▸ What the exercise asks: Every line that holds the word "favicon" needs to be copied from the data below.

---*---

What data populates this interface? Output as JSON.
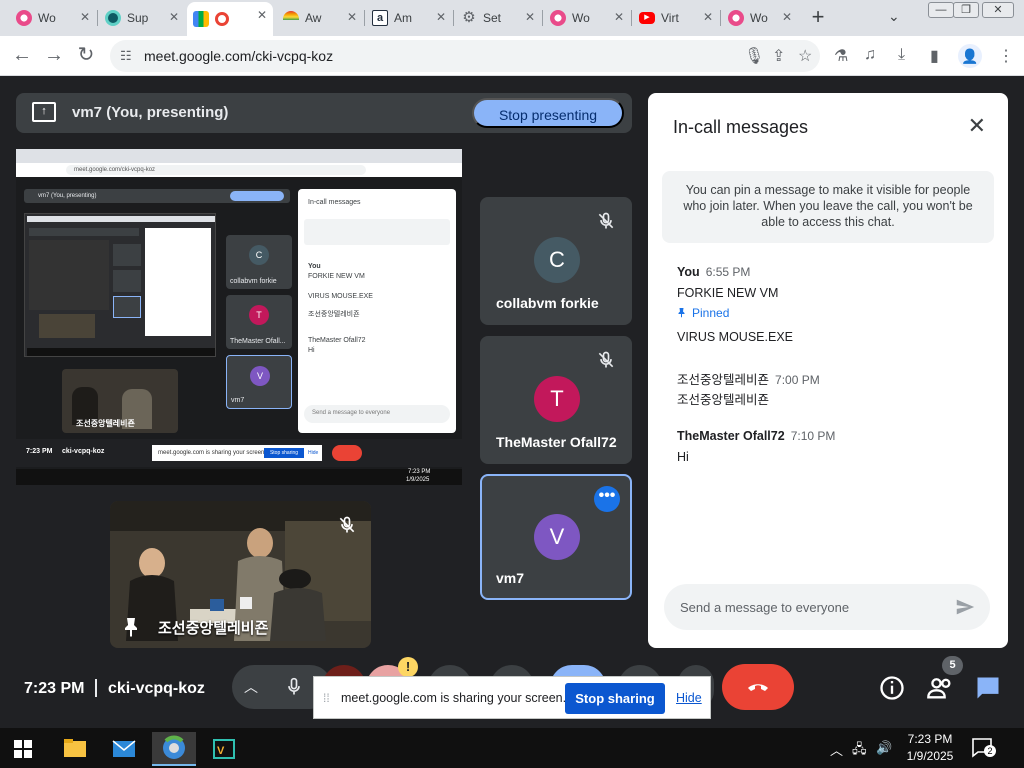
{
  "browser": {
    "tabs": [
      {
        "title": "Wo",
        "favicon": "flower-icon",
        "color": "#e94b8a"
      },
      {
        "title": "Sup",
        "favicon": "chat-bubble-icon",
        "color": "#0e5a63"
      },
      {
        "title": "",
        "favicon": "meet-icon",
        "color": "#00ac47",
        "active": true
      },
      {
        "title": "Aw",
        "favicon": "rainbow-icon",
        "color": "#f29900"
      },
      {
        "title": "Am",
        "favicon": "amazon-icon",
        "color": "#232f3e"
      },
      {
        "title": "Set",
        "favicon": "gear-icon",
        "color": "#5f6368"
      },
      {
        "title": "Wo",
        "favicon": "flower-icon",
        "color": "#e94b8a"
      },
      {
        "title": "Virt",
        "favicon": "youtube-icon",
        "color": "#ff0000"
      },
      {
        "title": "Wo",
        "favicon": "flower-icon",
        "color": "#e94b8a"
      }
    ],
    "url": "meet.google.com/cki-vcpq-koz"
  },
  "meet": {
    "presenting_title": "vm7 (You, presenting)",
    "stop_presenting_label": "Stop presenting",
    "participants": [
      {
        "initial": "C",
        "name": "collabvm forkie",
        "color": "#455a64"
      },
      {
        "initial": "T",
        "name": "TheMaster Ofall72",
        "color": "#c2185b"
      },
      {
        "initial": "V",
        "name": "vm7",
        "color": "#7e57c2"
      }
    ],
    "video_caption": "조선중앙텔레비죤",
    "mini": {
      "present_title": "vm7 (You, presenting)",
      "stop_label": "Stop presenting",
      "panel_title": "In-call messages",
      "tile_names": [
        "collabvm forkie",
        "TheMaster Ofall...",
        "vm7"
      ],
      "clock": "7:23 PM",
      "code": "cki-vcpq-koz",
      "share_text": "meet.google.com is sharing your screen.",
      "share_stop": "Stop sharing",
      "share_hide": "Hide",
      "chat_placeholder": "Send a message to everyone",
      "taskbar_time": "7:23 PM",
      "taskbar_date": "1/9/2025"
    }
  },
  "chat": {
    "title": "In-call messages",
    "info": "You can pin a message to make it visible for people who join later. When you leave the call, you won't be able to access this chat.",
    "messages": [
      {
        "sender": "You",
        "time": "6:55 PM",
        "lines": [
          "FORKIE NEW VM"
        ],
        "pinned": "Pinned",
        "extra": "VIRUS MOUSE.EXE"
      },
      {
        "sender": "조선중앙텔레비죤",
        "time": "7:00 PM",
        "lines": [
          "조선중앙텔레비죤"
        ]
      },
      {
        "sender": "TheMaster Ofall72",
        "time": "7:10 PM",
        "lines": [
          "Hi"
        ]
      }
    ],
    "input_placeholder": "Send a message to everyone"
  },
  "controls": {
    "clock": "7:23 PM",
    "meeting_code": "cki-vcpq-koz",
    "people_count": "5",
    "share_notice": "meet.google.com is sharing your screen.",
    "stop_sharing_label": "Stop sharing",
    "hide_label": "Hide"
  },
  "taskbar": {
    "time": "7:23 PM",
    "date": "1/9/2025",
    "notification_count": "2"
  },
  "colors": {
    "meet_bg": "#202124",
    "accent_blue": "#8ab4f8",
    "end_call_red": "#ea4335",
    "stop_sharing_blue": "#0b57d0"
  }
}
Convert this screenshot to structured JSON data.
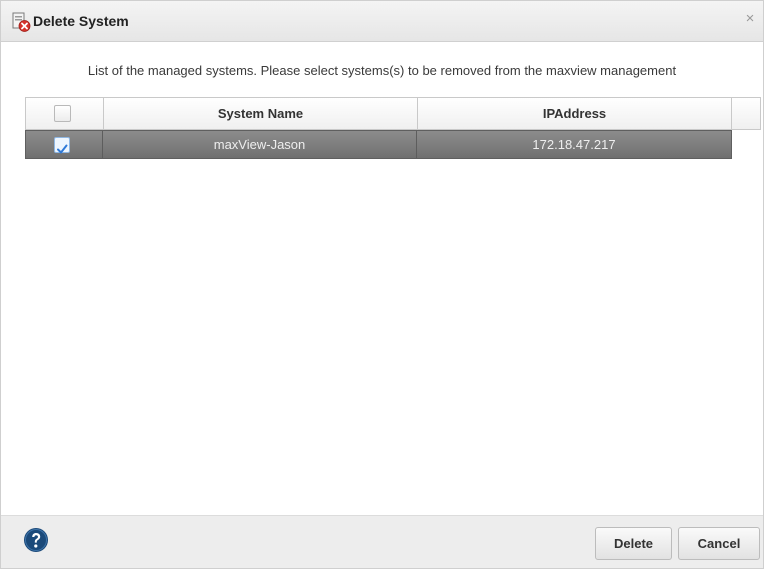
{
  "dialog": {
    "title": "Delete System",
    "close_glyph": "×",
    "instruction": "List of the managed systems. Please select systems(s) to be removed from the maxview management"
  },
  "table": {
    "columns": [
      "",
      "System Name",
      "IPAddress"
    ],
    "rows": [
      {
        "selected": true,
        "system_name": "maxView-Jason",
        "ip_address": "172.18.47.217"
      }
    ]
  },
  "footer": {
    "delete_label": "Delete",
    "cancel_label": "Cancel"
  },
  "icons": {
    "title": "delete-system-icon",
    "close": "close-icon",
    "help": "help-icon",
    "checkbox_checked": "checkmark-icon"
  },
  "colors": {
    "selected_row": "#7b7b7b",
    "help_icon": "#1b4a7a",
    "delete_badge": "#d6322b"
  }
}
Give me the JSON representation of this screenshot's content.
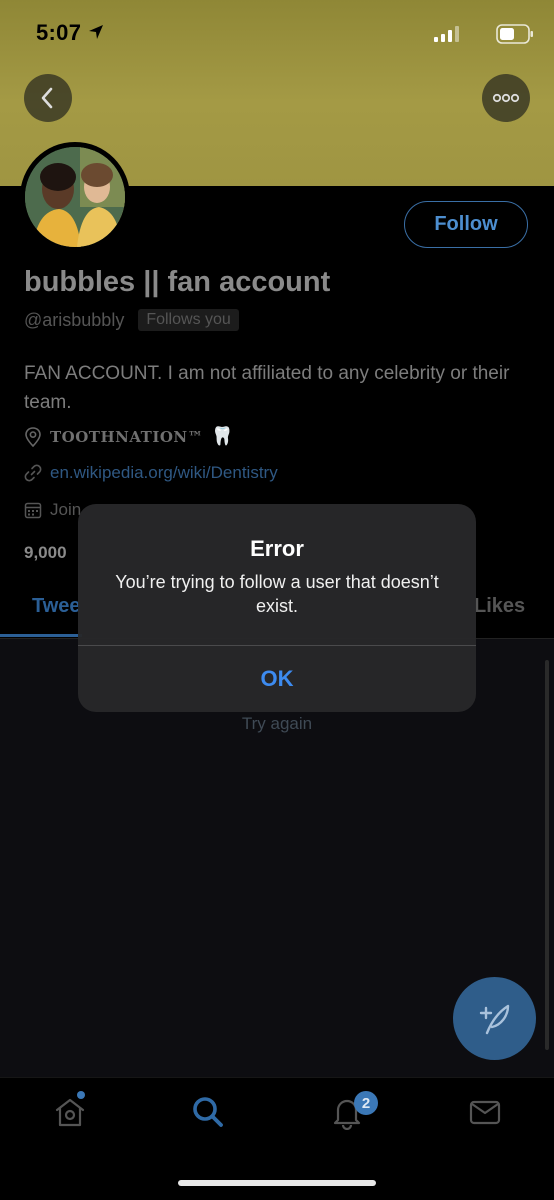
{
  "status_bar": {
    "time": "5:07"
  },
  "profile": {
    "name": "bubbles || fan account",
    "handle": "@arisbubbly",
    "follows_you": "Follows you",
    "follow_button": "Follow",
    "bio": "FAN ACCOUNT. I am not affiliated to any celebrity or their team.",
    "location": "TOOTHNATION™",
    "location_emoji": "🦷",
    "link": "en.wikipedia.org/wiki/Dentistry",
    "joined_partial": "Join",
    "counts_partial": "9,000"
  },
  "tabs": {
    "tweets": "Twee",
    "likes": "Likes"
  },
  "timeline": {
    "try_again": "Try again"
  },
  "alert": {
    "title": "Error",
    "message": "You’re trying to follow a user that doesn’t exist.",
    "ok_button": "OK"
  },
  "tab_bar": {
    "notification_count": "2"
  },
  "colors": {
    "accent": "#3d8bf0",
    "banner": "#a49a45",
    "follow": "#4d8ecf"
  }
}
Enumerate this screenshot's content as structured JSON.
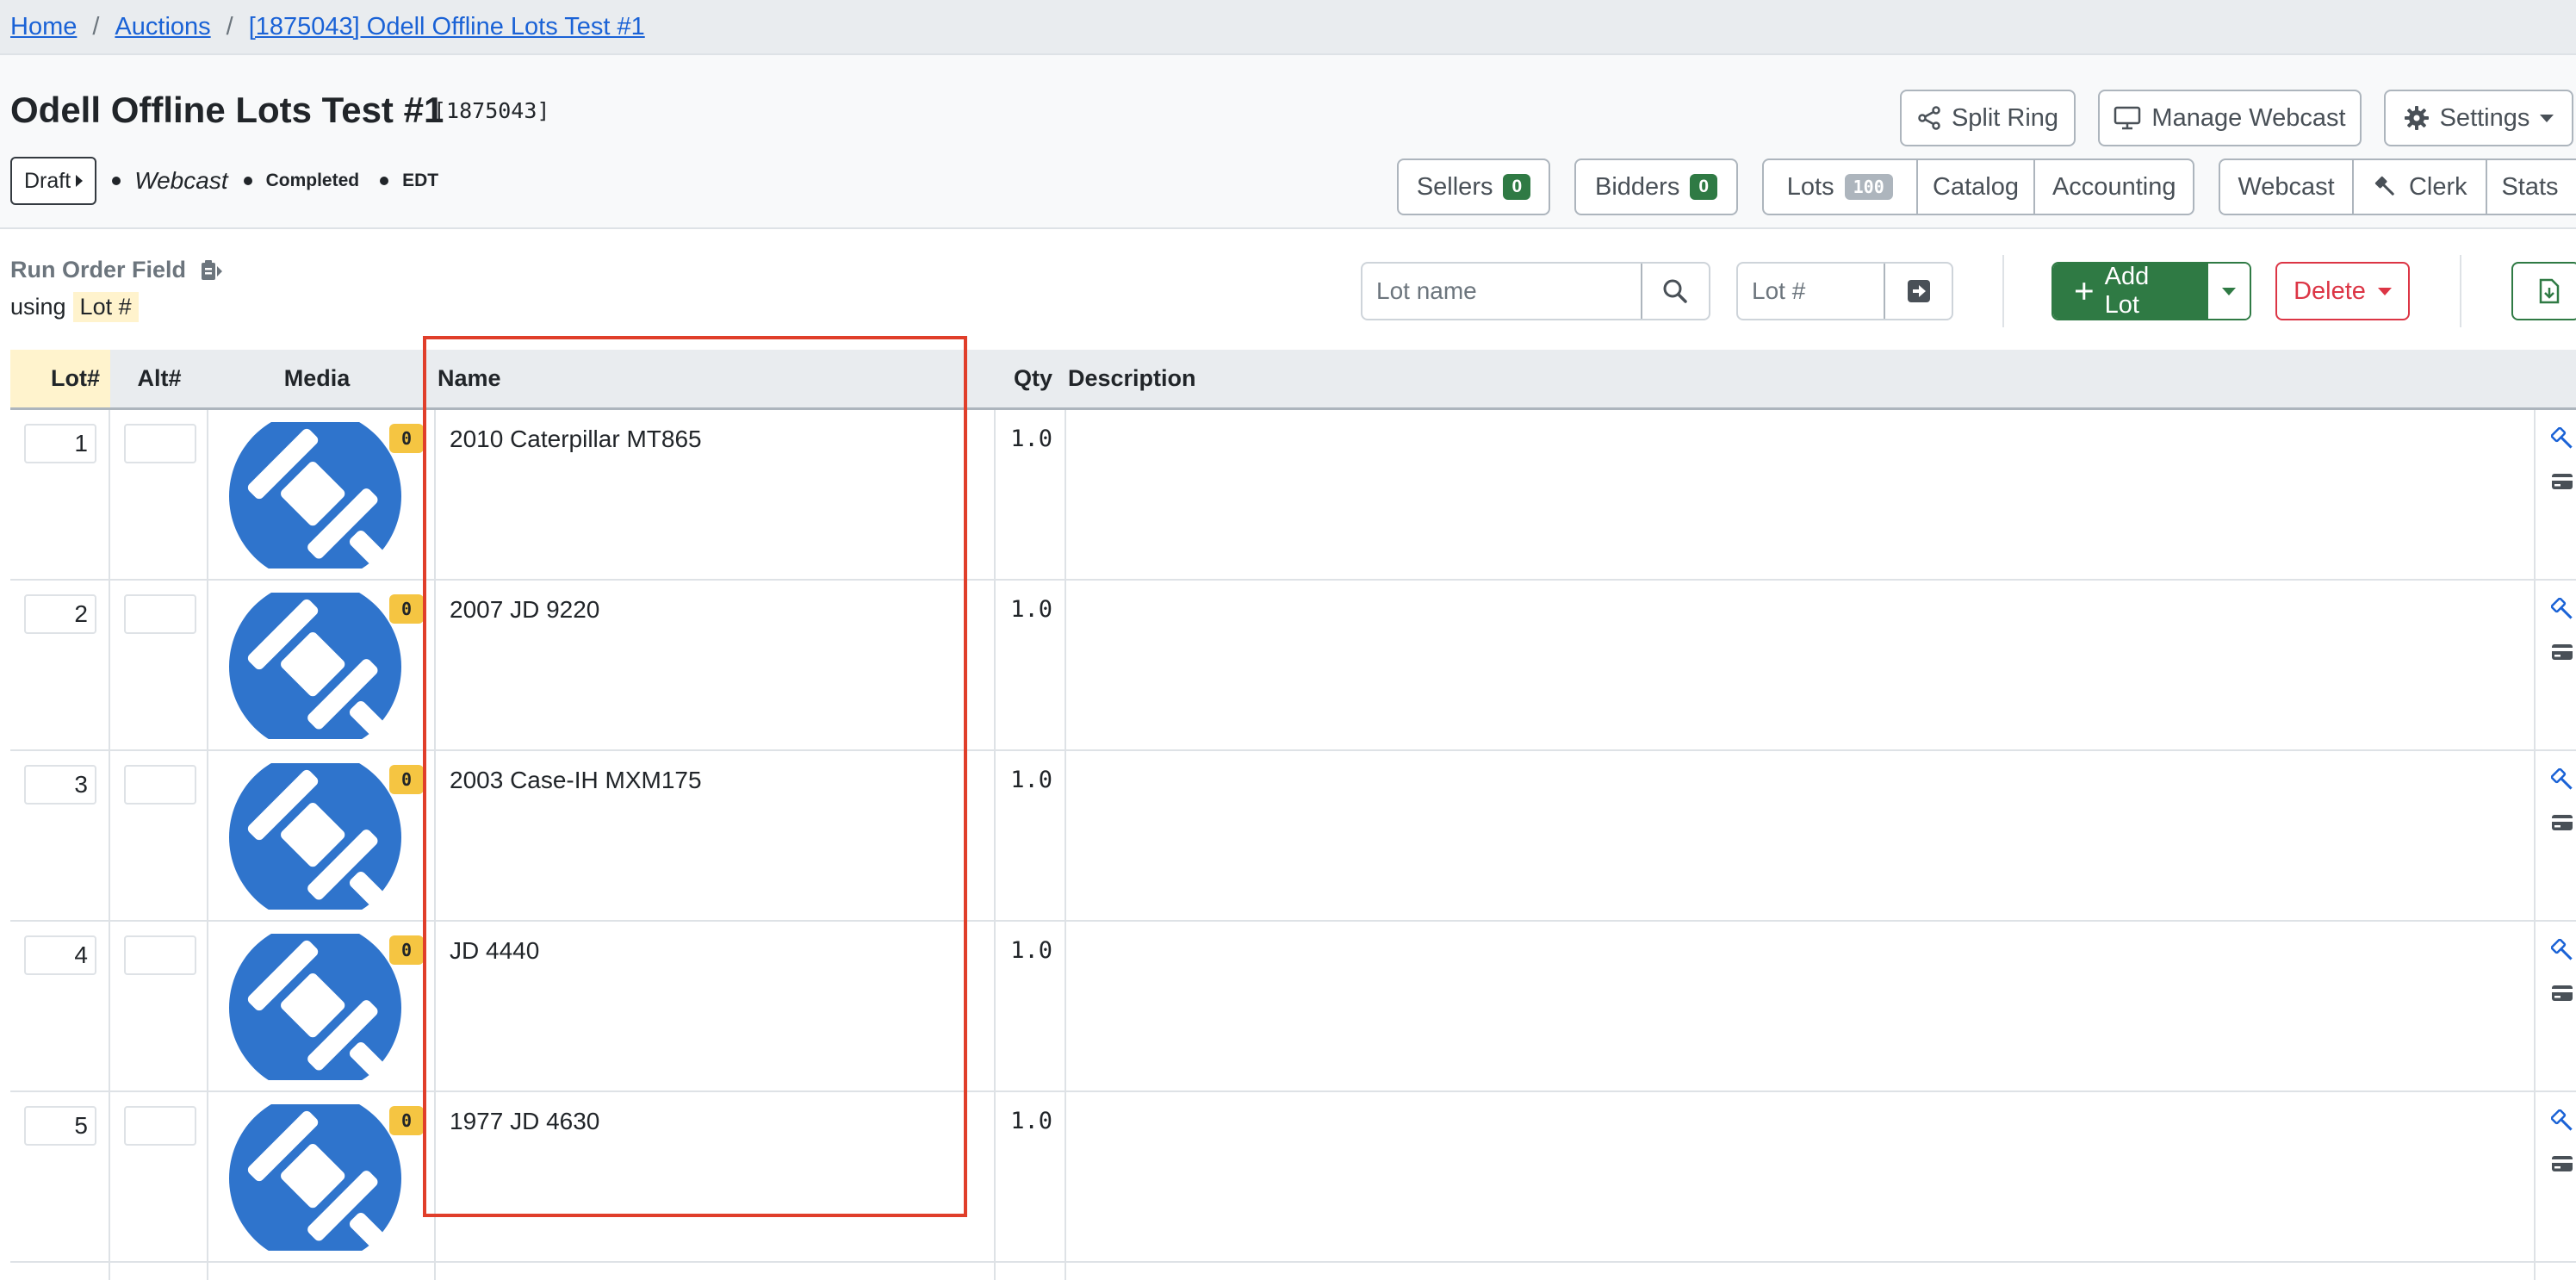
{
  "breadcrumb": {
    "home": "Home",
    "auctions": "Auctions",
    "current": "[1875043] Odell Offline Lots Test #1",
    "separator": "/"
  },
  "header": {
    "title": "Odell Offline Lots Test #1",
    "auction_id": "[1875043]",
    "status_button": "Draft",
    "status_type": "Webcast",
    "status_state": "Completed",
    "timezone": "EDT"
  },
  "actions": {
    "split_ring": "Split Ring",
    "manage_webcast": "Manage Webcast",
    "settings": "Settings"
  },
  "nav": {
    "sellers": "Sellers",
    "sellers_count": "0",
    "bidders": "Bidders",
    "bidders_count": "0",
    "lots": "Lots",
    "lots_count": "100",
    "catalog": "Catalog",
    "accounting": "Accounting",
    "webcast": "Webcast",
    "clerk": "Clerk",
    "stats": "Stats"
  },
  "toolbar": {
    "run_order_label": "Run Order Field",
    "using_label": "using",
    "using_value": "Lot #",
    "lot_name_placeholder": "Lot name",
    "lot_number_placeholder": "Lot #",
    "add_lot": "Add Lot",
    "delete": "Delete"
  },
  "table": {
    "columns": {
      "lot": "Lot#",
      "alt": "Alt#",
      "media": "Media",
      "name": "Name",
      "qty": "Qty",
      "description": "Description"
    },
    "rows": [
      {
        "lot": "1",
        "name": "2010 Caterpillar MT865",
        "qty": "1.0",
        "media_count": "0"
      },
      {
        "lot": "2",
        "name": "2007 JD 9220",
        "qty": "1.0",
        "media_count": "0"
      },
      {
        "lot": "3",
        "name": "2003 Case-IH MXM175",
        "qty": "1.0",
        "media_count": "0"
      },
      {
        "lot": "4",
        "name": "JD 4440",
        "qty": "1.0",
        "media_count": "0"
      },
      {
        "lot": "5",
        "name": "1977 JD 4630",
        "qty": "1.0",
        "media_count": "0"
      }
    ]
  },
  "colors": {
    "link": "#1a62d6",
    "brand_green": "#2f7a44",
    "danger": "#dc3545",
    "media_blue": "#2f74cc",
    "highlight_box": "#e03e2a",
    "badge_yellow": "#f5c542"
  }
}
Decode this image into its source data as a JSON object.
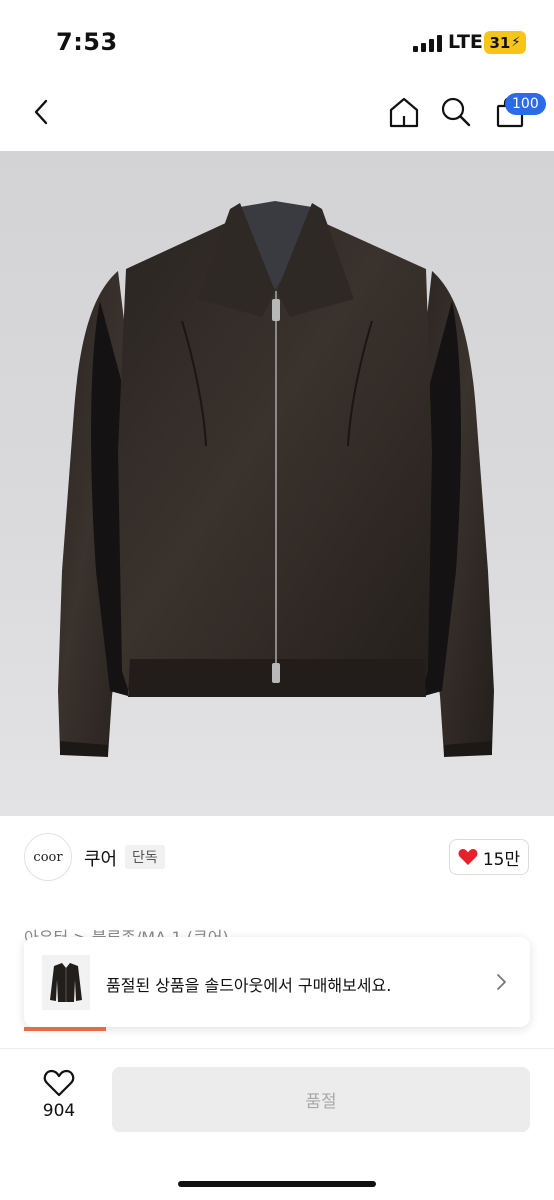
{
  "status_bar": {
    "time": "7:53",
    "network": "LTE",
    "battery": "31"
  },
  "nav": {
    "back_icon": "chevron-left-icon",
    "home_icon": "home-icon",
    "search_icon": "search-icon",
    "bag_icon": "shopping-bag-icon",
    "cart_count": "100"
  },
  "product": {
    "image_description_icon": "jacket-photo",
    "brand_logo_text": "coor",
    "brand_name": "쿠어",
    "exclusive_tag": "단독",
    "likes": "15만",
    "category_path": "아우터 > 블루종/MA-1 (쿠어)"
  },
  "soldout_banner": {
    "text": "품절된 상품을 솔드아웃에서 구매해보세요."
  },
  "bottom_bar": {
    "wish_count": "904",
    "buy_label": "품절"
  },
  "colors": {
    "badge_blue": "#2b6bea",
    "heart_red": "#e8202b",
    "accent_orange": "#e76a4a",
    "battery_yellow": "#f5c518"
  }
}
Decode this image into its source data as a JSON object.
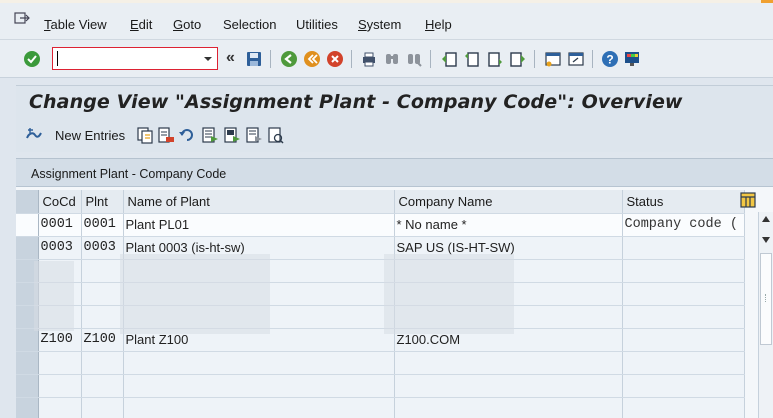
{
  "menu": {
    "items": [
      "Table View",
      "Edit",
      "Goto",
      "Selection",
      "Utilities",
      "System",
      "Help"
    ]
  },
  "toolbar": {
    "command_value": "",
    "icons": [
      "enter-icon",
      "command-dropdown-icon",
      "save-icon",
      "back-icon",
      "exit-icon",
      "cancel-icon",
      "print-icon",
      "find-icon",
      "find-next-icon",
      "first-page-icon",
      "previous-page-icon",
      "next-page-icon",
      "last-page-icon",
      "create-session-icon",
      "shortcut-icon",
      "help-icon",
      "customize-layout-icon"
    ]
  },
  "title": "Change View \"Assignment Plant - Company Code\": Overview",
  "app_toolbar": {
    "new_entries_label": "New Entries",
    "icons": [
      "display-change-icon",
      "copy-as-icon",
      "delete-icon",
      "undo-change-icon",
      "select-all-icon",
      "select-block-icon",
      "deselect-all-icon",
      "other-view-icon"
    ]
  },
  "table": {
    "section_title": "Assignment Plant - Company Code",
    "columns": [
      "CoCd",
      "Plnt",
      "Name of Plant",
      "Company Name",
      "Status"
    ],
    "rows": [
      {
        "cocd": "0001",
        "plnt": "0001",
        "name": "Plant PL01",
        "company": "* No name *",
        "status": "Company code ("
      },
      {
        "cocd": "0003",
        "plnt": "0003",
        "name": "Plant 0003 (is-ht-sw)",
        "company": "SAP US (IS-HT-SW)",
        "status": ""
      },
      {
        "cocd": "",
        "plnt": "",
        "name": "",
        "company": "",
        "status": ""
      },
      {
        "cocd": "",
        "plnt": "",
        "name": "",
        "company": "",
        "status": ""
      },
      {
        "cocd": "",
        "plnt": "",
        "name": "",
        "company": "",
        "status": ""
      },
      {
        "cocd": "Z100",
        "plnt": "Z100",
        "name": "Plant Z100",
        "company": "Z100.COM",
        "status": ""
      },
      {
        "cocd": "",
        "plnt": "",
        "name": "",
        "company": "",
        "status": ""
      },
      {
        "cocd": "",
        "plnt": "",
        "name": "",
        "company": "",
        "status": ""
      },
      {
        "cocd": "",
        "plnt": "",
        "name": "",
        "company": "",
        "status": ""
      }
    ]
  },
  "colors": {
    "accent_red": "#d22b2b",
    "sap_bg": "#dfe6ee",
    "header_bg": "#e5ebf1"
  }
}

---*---

▸ Reply:
        "favicon": "flower-icon",
        "favicon": "chat-bubble-icon",
        "favicon": "meet-icon",
        "favicon": "rainbow-icon",
        "favicon": "amazon-icon",
        "favicon": "gear-icon",
        "favicon": "flower-icon",
        "favicon": "youtube-icon",
        "favicon": "flower-icon",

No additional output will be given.